Life as an Extreme Sport

Faith Healing and the Body

Tonight’s episode of House dealt with the idea of faith healing, something that comes up a lot these days in medical journals. What is the power of prayer? Does faith healing work? Can miracles happen?

I realize it’s a symptom of my interdisciplinary training, and perhaps of being under Phillip’s thumb in particular, but I think a more interesting question is why miracles can’t happen? After all, a miracle is just that which we don’t understand. As has been often remarked, our technically is magic to those who don’t understand how it works, as is often our medicine. The typical example is a cell phone in the rain forest, although I’d argue there’s an awful lot of technology and medicine that might as well be magic for our understanding – there is simply the belief, the faith that it will work, because someone is being told it will work.

How is that so different than hearing a faith healer tell you the same?

Of course, we of the rational, medical type say we have medicine, we can take the time to understand how technology works. But we can’t fully understand how the body works; we keep finding new things, miracles keep being rationalized and understood, filed away into things to learn and knowledge to distill.

If we have learned one thing, it’s that the body is an amazing thing. Who’s to say that the power of the placebo effect, the mind, isn’t enough to help some people? We know, scientifically, medically, that positive thinking does positively affect our health, including to help us recover from illness. Who knows?

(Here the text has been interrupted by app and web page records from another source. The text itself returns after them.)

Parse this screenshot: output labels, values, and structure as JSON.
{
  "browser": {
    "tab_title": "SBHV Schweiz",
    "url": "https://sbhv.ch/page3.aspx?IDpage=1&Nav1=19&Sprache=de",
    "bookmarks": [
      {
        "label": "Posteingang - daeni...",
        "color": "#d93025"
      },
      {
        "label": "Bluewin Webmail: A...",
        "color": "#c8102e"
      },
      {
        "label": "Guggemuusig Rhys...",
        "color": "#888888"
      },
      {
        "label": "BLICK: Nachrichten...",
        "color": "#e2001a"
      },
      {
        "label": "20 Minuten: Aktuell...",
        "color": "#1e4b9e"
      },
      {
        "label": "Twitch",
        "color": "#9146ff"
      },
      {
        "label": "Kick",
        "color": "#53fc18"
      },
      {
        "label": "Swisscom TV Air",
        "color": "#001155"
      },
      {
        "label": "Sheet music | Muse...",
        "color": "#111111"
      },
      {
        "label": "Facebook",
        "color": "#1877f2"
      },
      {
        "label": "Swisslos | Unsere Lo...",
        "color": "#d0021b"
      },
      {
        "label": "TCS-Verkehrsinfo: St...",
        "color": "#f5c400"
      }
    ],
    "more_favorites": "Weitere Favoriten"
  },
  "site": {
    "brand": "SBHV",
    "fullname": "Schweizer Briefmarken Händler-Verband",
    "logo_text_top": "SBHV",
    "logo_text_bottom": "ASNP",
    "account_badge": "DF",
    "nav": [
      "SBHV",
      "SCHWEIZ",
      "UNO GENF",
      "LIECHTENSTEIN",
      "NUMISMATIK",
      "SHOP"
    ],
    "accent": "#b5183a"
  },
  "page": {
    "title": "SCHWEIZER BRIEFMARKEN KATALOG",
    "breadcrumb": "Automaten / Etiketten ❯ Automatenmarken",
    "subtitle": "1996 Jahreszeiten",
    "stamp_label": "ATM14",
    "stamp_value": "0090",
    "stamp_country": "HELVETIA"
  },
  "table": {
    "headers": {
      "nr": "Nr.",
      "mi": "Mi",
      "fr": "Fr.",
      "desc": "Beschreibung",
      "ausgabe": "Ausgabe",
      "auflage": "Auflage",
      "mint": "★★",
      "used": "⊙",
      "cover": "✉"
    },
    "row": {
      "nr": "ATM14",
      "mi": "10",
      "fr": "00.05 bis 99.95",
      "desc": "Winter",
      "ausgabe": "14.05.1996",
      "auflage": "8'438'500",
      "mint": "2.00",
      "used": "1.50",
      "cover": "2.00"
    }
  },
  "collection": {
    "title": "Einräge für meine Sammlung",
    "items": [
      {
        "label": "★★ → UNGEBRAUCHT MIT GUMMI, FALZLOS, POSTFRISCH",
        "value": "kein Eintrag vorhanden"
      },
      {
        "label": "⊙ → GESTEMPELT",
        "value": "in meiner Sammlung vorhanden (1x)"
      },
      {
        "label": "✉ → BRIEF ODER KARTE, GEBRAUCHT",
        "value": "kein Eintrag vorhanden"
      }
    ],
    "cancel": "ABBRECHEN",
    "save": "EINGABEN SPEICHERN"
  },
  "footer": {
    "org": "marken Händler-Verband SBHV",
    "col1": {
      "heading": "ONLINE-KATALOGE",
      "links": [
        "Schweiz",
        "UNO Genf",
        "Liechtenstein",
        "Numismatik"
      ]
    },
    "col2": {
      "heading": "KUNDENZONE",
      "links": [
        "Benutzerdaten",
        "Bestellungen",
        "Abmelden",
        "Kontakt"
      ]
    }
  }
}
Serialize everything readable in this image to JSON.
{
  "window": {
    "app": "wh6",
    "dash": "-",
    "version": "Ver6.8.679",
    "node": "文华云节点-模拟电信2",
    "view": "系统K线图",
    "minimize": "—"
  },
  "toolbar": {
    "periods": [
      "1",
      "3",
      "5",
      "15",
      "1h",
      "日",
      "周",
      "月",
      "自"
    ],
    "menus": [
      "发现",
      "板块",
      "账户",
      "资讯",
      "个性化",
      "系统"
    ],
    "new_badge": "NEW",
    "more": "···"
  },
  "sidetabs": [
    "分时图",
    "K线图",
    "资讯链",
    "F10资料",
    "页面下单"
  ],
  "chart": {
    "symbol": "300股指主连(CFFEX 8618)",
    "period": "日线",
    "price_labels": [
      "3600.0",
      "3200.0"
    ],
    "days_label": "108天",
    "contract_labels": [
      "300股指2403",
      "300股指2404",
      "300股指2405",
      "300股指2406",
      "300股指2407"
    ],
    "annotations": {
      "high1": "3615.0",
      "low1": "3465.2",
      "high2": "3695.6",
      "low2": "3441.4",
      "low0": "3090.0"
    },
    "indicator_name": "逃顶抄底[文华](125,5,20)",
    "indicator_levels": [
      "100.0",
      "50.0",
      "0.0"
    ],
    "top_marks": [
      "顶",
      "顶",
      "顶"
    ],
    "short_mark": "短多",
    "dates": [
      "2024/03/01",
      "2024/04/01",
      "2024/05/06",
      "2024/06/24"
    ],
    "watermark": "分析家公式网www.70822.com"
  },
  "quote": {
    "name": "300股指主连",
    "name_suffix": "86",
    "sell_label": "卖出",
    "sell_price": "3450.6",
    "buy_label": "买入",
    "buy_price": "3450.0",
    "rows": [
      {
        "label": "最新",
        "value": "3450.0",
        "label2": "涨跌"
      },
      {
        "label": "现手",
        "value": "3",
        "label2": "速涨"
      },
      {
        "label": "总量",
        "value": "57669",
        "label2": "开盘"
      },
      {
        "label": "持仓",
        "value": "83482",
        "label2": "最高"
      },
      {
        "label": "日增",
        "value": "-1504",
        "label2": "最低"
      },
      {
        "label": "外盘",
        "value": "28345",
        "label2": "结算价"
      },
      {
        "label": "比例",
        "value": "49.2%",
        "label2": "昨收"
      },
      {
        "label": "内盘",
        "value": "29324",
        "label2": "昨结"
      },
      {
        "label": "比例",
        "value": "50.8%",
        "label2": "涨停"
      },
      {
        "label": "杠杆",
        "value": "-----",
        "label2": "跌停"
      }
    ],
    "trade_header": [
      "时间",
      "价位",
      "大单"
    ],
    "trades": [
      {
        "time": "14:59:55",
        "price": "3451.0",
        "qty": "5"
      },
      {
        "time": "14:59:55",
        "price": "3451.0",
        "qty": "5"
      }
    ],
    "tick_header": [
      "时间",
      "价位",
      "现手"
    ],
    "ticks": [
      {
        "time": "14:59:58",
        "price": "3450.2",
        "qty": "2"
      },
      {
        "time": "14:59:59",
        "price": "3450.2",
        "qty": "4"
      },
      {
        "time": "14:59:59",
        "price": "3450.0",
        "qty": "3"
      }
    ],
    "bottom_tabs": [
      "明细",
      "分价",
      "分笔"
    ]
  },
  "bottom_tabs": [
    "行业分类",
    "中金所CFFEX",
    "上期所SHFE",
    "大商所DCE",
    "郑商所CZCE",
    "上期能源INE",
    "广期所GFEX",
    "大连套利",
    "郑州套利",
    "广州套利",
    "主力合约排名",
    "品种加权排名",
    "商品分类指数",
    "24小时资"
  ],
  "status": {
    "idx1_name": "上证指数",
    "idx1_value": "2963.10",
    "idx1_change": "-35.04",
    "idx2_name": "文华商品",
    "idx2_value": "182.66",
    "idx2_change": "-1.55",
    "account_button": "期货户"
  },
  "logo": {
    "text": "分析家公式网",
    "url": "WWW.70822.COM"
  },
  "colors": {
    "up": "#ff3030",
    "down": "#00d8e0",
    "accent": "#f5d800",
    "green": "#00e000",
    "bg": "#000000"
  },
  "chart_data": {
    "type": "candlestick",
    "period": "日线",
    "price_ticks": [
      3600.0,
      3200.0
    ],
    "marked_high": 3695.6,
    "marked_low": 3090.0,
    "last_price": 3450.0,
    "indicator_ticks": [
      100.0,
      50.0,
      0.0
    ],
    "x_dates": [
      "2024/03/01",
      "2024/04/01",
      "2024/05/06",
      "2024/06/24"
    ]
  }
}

We don’t, so it gets filed away as faith healing fakery and fraud. But in ten years, perhaps it will have a Latin name and a textbook. That’s the way knowledge goes, a part of life for both miracle and medicine.